(Entries taken from a collection)
※
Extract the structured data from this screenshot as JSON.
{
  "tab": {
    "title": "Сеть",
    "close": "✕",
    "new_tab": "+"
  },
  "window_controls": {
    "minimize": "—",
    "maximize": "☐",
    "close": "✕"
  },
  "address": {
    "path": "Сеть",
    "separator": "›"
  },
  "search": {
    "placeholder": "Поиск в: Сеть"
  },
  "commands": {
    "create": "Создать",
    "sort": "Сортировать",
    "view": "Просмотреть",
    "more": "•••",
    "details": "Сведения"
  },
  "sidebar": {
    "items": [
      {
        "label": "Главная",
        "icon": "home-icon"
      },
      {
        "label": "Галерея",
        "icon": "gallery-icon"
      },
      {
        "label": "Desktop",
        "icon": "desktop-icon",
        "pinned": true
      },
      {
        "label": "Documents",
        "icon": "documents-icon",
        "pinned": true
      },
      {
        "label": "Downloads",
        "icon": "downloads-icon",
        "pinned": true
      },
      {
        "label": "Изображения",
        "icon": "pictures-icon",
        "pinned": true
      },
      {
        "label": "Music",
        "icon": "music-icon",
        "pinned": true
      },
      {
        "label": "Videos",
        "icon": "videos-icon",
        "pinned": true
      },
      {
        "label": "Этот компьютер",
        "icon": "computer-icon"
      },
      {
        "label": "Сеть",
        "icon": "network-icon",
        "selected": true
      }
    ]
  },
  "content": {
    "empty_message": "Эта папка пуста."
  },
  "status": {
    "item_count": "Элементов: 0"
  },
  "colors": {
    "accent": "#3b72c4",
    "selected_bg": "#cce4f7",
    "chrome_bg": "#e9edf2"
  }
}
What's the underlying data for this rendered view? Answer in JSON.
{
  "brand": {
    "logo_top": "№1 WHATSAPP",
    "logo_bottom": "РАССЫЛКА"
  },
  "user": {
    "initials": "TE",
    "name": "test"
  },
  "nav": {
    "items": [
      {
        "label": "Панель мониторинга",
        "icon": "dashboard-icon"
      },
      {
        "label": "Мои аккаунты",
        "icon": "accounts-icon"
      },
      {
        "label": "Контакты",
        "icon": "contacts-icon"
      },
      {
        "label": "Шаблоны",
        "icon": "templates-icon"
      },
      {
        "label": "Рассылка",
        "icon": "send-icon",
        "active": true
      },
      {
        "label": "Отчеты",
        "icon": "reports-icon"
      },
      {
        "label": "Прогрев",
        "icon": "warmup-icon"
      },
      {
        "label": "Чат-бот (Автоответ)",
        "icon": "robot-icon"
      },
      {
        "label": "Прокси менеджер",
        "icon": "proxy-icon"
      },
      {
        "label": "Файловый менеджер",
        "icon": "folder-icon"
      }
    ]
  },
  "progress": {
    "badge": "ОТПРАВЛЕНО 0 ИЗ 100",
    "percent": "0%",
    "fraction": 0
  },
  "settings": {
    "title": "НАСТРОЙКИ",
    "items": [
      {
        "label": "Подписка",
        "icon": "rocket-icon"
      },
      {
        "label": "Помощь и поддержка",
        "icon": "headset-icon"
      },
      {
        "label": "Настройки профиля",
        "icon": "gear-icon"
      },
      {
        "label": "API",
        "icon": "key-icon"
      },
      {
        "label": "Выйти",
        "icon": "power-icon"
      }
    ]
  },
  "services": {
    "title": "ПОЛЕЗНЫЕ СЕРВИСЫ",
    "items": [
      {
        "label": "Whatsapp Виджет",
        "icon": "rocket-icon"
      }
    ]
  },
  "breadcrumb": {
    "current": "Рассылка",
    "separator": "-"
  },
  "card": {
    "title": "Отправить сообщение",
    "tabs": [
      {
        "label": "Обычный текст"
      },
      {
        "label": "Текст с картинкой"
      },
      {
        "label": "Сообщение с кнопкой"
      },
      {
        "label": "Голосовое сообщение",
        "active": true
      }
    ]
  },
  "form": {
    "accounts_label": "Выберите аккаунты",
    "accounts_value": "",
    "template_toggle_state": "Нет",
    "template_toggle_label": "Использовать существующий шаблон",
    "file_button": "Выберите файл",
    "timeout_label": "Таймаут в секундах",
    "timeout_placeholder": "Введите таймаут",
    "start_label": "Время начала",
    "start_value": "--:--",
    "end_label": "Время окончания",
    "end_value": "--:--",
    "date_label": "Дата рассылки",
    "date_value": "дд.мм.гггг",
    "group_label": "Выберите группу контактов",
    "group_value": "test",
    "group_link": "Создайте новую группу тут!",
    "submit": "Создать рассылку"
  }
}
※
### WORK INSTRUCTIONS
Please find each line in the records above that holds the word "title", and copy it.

### RESPONSE AREA
    "title": "Сеть",
    "title": "НАСТРОЙКИ",
    "title": "ПОЛЕЗНЫЕ СЕРВИСЫ",
    "title": "Отправить сообщение",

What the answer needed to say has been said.